**What you are asked to do:** Read through the material below and copy each line in which the word "console" occurs.

**Provided records:**
◆ ◆ ◆ ◆ ◆
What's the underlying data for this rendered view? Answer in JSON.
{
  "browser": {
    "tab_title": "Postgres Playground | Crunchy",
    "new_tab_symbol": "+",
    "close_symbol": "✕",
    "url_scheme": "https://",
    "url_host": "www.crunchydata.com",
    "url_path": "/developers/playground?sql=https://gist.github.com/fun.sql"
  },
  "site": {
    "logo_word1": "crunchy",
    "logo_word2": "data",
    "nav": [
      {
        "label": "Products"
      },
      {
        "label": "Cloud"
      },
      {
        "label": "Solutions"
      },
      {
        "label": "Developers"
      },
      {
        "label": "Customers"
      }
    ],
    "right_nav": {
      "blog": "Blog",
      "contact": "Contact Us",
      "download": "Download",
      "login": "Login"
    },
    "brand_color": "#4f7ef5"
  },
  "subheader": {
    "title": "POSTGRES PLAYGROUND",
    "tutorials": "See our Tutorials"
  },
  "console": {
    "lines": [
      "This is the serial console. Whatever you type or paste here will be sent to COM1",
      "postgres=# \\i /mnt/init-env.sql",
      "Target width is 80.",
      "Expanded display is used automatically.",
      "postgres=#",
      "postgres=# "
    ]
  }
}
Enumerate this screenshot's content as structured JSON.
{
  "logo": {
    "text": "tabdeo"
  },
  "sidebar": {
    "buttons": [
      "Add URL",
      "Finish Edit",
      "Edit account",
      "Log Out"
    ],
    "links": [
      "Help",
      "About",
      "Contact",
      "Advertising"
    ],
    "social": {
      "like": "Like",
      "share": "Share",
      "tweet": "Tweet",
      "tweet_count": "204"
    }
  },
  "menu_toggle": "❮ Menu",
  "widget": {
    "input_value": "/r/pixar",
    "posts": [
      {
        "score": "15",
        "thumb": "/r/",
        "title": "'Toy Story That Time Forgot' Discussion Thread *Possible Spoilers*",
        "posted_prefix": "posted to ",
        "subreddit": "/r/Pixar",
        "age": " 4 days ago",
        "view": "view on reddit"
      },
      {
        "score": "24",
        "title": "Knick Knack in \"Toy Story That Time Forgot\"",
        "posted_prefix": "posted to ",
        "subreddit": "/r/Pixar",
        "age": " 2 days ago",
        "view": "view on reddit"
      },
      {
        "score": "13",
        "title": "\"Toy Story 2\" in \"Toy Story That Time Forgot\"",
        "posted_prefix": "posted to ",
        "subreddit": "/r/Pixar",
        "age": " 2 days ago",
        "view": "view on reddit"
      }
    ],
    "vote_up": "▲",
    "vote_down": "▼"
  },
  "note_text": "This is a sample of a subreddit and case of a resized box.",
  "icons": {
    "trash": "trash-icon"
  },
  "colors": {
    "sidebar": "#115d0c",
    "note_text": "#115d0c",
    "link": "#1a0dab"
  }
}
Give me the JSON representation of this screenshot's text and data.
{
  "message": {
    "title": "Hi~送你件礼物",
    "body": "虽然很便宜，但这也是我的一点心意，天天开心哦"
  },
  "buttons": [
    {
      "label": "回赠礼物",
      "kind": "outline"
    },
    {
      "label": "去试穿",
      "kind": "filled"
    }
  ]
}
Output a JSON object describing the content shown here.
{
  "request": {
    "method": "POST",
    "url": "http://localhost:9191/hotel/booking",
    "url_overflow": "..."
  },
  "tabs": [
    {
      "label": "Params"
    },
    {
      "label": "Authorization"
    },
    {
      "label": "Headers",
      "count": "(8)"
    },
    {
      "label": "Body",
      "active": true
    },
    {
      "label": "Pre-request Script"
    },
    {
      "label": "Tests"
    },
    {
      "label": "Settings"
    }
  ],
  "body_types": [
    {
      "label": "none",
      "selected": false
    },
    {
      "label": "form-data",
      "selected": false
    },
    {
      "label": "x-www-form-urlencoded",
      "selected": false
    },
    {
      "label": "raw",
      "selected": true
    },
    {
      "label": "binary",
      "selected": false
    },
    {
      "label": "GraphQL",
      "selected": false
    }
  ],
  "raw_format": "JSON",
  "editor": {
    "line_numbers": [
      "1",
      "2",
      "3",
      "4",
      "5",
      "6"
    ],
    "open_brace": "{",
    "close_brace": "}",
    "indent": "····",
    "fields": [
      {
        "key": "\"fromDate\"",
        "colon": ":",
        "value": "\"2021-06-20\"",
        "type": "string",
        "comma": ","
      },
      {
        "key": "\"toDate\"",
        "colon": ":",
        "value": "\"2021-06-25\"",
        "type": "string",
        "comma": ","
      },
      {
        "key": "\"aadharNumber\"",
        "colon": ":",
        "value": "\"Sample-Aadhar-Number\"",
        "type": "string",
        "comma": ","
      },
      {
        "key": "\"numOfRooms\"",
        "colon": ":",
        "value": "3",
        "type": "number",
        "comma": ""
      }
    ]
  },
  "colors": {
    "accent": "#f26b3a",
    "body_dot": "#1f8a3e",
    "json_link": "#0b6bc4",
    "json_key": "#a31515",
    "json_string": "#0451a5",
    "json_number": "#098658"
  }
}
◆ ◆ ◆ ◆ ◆
**Task answer:**
  "console": {
      "This is the serial console. Whatever you type or paste here will be sent to COM1",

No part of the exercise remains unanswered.